The Associated Press is reporting Monday that at least four people have died from the coronavirus at a Veterans Affairs hospital in West Virginia.

The U.S. Department of Veterans Affairs said the deaths have occurred at the Martinsburg Veterans Affairs Medical Center.

This is in addition to the deaths of about 12 veterans at the Clarksburg VA, all reportedly murdered, not connected to the virus.

The Martinsburg facility has 19 active cases of COVID-19, including seven veterans, 11 employees and one veteran employee.

Overall, the four VA facilities in West Virginia have had at least 61 confirmed virus cases, including 49 in Martinsburg, according to the VA website. Those facilities currently have a combined 22 active cases.

While President Donald Trump continues to declare that the US leads the world in testing, less than 2% tested, and Vice President Pence announced Monday that all US nursing home patients and workers "should" be tested, after nearly one-third of all COVID-19 deaths have already occurred in the nation's nursing homes.

Under-reported in WV, certainly by officials and then the media, was the absolute chaos at a black community church in Marion County struggling to get tested for COVID-19, the virus sweeping through the congregation with death and despair.

One by one, members of the congregations who attended a celebration got sick, went to the hospital and two died.

Among them was 88-year-old Viola York Horton, the first in West Virginia claimed by the virus. Rick Hood, an associate minister at Friendship Baptist Church also died after contracting the virus. He was 62.

As church members saw each other getting sick, they knew there was a problem.

More than 50% of Marion County's cases at one point were in the black community. The county is 3% black.

Some were turned away at testing sites for not meeting certain criteria laid out by the CDC. Some couldn't get referrals from a physician because they didn't have one. Problems also arose figuring out if they'd need to pay for the physician visits.

Scarce testing availability didn't help.

They turned to state lawmakers and the Marion County Health Department early in the outbreak looking for help tracking down everyone who was at the church service.

"The testing criteria, probably in my opinion, could've been and should've been relaxed," said Marion County Health Department administrator Lloyd White.
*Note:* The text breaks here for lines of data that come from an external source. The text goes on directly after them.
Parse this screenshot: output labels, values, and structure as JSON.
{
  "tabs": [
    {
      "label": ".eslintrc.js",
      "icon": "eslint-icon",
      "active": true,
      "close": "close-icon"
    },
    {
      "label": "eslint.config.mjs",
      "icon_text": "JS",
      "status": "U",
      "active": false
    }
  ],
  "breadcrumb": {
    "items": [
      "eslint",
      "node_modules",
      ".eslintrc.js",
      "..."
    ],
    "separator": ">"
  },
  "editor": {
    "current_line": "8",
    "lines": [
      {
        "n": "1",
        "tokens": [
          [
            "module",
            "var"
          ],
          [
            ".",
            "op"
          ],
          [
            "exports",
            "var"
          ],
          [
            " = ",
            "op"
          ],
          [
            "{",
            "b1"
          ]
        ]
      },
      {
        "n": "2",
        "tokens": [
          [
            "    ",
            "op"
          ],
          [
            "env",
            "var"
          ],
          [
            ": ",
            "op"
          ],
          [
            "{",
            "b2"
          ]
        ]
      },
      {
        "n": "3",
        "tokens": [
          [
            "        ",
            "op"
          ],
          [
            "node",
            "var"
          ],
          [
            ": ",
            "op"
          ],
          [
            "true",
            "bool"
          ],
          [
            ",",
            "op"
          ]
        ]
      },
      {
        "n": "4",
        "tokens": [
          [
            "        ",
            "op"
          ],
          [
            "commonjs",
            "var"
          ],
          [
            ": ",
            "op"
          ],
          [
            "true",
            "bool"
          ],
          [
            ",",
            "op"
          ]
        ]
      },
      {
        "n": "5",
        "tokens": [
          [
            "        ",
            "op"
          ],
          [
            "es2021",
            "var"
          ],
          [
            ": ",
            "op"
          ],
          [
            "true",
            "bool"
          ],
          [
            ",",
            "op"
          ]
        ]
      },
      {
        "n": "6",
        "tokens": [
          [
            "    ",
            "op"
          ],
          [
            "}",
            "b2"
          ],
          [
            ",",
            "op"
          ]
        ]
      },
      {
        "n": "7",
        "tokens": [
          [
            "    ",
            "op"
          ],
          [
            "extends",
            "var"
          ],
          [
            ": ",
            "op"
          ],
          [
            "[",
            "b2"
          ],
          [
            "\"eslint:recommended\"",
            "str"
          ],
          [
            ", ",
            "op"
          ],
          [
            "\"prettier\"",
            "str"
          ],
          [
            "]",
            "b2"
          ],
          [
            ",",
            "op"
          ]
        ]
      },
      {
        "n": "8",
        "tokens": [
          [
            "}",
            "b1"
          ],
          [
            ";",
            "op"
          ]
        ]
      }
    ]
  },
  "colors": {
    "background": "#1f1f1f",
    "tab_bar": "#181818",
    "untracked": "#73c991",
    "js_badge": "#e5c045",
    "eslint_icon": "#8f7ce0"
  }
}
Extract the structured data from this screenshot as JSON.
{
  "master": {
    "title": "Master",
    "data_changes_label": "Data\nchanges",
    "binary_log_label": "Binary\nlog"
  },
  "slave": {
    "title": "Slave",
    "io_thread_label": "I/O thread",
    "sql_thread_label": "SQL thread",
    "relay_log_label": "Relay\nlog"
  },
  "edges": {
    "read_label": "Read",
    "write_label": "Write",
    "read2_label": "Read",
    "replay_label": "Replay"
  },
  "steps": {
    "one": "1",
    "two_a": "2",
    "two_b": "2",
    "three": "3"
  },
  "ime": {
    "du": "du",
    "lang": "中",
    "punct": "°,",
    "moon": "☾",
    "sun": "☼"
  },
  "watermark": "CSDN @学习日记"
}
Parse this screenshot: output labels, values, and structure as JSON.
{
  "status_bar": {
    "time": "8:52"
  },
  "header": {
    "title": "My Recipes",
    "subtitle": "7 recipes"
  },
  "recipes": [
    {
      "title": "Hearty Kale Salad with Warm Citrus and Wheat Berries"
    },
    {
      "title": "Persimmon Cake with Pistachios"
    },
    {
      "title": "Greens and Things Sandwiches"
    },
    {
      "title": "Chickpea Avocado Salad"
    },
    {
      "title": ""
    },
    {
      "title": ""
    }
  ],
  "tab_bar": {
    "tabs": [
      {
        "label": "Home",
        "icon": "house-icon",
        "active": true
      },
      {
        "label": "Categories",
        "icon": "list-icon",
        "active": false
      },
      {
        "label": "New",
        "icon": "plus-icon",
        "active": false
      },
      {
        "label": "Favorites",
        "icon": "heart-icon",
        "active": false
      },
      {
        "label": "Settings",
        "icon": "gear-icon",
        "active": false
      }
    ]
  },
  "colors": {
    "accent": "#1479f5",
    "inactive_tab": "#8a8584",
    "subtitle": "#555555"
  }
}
"However, to do that would not have accomplished a lot of goals, because one, we didn't have a lot of test kits, two, we didn't have the capacity to run the tests themselves. I think as those capacities increase, we will, and perhaps we should see additional testing guidelines come down the pipe."

Members of North Central West Virginia's black community feel they've been left out of the state's response to the coronavirus.

"This disease has just come like a massacre. It's a mass massacre," said Del. Danielle Walker, D-Monongalia. "Why is there not an exception for the black and brown communities to get tested? Why do we not have pop-up testing sites in the black and brown communities?”

"This is a public health crisis," Walker said. “The vulnerable population isn’t just our elderly. It’s the black and brown community. It’s someone who has a compromised immune system. Yet these folks aren’t even being brought into the conversation. That is malice, that is neglect, and that is discrimination.”

The state's Coronavirus Czar Dr. Clay Marsh has now identified the African American community as a vulnerable population, while DHHR Secretary Bill Crouch said the state has now formed an African American coronavirus advisory task force. It hasn't been said who will be part of that group.

As for the church members, when their testing was finally approved, many of them couldn't make the long journey to Bridgeport for testing. Most are elderly.

Their community hospital, Fairmont Regional Medical Center, closed weeks before the pandemic hit West Virginia.

"When we lift this community up, we are actually lifting up the state, the local area, and the country as well. When you have the ability to have diversity at the table and you're directly speaking to the folks who know their cultures, you have the ability to affect change in a larger and greater way," said parishioner Hodges.